“UOP is ahead of the curve and focused on leadership, innovation and advocacy for progress. The personal growth and leadership growth is more than anything I ever expected. There is a lot of opportunity for leadership growth,” Conner said. “It’s definitely more rewarding than I ever thought, but did come with a little more work too.”
Guzman called her journey a learning experience.
“It’s an unconventional role for me as a Filipino, but what made it more comfortable is that I had people I knew from Porterville,” Guzman said.
For Ranson, the most surprising thing she learned was how broad the field is.
“I took a medicare class on medication review,” she said. “That’s what geared me to work with the elderly. I’ve always wanted to work with the elderly.”
Shah referred to the University of the Pacific as family.
“We support each other, not try to get better grades than each other. We all help each other out,” Shah said. “It was overwhelming at first. When I first started, it was like a bunch of broken puzzle pieces. But now we’re able to see the full picture.”
No matter how difficult, one thing got them through it — family.
Ranson said her parents, Chuck and Kelly Ranson, and sisters, Christy and Bethany, have been supportive.
“We all have supportive parents,” she said.
Rodriguez, daughter of Lydia and Javier Rodriguez, and sibling of Marilyn, Jose and Rosalie; and Michael’s parents, Jhin and Warren, and siblings, John, Jeannie and Yoon, are also proud and supportive of them, they said. The same can be said of her family — parents Filomena and Jaime, and brother, Jan Phillip, said Guzman.
Shah, son of Dipak and Mayvrika Shah, is following in his father’s footsteps — his father is a pharmacist in Visalia. his brother, Keval, a 2003 MHS graduate, is also a medical doctor.
Conner, who will be taking state and national exams by September, hopes to have his pharmacy doctorate soon — but the other four are headed towards one of their toughest academic years. The other four students are heading towards several six-week hospital rotations that will be completed from Bakersfield to Fresno, and for Shah, in Santa Barbara and Newport Beach.
“They’re all going to do very well,” Conner said, having finished the program and then talked to them. “It’s not what you expect. You have to be at the hospital for eight hours but then you have to study. But you’ll enjoy it because what you are studying is for the patient the next day.
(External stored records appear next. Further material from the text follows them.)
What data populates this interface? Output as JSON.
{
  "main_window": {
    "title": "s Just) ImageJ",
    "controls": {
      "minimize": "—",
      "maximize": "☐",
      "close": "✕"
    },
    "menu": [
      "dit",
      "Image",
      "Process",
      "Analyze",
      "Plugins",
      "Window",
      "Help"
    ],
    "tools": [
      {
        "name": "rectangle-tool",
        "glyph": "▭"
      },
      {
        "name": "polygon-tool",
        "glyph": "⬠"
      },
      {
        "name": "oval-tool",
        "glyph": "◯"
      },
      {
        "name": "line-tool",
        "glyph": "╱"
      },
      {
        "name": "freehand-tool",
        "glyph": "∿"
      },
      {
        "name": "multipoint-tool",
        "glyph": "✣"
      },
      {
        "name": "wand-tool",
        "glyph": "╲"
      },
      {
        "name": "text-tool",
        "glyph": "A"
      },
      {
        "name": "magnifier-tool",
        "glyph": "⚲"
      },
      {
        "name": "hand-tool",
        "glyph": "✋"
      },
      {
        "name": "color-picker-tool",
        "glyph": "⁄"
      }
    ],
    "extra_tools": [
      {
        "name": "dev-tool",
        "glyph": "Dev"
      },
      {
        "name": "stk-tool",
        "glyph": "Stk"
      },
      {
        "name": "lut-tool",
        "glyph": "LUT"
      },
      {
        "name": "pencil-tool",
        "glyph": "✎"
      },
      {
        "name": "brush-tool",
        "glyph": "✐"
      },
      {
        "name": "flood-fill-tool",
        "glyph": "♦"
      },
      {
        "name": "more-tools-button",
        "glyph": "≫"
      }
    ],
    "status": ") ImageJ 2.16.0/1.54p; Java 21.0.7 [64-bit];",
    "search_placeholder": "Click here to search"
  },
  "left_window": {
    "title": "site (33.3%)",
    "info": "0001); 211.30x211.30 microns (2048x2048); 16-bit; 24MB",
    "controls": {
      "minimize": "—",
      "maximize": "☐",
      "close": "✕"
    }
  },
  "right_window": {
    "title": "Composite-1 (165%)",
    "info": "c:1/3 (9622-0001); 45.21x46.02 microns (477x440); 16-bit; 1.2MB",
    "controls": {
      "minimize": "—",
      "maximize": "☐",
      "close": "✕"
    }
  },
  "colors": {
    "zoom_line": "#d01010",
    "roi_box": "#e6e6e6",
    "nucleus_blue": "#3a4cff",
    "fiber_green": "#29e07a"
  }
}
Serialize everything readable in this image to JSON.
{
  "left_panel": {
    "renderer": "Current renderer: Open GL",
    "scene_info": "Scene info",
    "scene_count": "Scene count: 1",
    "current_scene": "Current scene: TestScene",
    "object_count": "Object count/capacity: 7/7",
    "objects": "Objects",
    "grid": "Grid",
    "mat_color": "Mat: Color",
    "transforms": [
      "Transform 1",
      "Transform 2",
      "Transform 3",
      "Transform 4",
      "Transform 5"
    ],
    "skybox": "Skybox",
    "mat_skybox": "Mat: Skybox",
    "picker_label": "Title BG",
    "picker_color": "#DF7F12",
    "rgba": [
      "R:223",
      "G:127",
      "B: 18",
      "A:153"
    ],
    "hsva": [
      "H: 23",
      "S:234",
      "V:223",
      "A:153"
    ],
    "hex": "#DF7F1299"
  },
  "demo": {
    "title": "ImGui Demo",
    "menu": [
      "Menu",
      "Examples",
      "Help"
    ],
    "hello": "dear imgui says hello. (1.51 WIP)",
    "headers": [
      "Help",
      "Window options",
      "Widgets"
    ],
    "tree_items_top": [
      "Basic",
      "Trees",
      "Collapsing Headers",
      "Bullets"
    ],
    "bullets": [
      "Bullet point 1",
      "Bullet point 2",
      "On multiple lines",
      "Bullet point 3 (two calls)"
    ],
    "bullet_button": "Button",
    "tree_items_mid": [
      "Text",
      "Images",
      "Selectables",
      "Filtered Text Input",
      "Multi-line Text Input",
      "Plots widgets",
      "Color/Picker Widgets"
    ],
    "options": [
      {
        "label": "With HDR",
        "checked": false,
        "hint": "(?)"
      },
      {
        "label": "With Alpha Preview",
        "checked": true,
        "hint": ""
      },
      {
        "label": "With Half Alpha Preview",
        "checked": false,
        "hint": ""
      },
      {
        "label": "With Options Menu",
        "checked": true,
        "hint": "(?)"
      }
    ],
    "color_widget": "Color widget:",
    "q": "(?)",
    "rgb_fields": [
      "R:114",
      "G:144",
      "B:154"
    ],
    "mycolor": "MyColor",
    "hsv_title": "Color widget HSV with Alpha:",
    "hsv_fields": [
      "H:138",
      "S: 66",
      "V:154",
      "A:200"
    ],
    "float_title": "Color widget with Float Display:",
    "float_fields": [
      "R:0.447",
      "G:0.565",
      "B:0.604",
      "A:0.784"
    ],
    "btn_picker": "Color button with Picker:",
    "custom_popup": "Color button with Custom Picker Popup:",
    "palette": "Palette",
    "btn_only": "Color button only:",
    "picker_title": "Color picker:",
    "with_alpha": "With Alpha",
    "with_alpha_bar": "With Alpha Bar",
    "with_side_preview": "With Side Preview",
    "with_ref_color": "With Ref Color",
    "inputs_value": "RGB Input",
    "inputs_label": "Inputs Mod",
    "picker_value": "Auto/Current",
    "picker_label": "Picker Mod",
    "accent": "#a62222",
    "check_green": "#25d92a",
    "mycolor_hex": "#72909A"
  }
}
You won’t know all the answers, but you’ll know where to get them.”
Once they graduate, an array of opportunities — teaching academics, retail, individual ownership, residency and clinical pharmacy — will open, Conner said.
Contact Esther Avila at 784-5000, Ext. 1045. Follow her on Twitter @Avila_recorder.